Collected data:
-----
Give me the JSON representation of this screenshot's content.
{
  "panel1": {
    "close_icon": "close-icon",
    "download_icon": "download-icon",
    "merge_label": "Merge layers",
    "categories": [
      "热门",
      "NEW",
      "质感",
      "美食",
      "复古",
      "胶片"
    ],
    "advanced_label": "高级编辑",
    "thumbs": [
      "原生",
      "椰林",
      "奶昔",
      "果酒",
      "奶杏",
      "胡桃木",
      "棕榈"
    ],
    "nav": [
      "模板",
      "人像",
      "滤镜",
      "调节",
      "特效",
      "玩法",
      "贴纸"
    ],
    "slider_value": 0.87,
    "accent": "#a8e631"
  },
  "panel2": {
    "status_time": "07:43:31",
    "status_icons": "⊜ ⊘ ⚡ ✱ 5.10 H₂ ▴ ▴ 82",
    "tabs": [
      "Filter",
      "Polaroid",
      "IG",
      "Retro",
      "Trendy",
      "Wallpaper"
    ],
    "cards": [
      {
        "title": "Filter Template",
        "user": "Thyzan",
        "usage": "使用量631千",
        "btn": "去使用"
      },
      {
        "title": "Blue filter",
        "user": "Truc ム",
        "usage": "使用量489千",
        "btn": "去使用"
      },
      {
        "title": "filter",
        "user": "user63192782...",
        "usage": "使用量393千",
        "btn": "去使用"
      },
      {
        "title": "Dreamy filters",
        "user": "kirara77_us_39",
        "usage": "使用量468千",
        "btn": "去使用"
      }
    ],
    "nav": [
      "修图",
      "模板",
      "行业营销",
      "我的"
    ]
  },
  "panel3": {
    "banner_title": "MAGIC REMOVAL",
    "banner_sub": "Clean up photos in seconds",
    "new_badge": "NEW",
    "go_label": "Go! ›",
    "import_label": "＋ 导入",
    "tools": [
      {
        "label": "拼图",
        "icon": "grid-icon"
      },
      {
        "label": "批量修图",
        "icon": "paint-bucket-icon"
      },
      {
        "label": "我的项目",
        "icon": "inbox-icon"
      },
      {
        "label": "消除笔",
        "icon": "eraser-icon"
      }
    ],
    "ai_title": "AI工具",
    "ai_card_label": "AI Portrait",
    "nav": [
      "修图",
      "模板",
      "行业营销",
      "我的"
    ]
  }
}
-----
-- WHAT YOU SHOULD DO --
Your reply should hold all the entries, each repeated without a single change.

-- ANSWER BOX --
Give me the JSON representation of this screenshot's content.
{
  "panel1": {
    "close_icon": "close-icon",
    "download_icon": "download-icon",
    "merge_label": "Merge layers",
    "categories": [
      "热门",
      "NEW",
      "质感",
      "美食",
      "复古",
      "胶片"
    ],
    "advanced_label": "高级编辑",
    "thumbs": [
      "原生",
      "椰林",
      "奶昔",
      "果酒",
      "奶杏",
      "胡桃木",
      "棕榈"
    ],
    "nav": [
      "模板",
      "人像",
      "滤镜",
      "调节",
      "特效",
      "玩法",
      "贴纸"
    ],
    "slider_value": 0.87,
    "accent": "#a8e631"
  },
  "panel2": {
    "status_time": "07:43:31",
    "status_icons": "⊜ ⊘ ⚡ ✱ 5.10 H₂ ▴ ▴ 82",
    "tabs": [
      "Filter",
      "Polaroid",
      "IG",
      "Retro",
      "Trendy",
      "Wallpaper"
    ],
    "cards": [
      {
        "title": "Filter Template",
        "user": "Thyzan",
        "usage": "使用量631千",
        "btn": "去使用"
      },
      {
        "title": "Blue filter",
        "user": "Truc ム",
        "usage": "使用量489千",
        "btn": "去使用"
      },
      {
        "title": "filter",
        "user": "user63192782...",
        "usage": "使用量393千",
        "btn": "去使用"
      },
      {
        "title": "Dreamy filters",
        "user": "kirara77_us_39",
        "usage": "使用量468千",
        "btn": "去使用"
      }
    ],
    "nav": [
      "修图",
      "模板",
      "行业营销",
      "我的"
    ]
  },
  "panel3": {
    "banner_title": "MAGIC REMOVAL",
    "banner_sub": "Clean up photos in seconds",
    "new_badge": "NEW",
    "go_label": "Go! ›",
    "import_label": "＋ 导入",
    "tools": [
      {
        "label": "拼图",
        "icon": "grid-icon"
      },
      {
        "label": "批量修图",
        "icon": "paint-bucket-icon"
      },
      {
        "label": "我的项目",
        "icon": "inbox-icon"
      },
      {
        "label": "消除笔",
        "icon": "eraser-icon"
      }
    ],
    "ai_title": "AI工具",
    "ai_card_label": "AI Portrait",
    "nav": [
      "修图",
      "模板",
      "行业营销",
      "我的"
    ]
  }
}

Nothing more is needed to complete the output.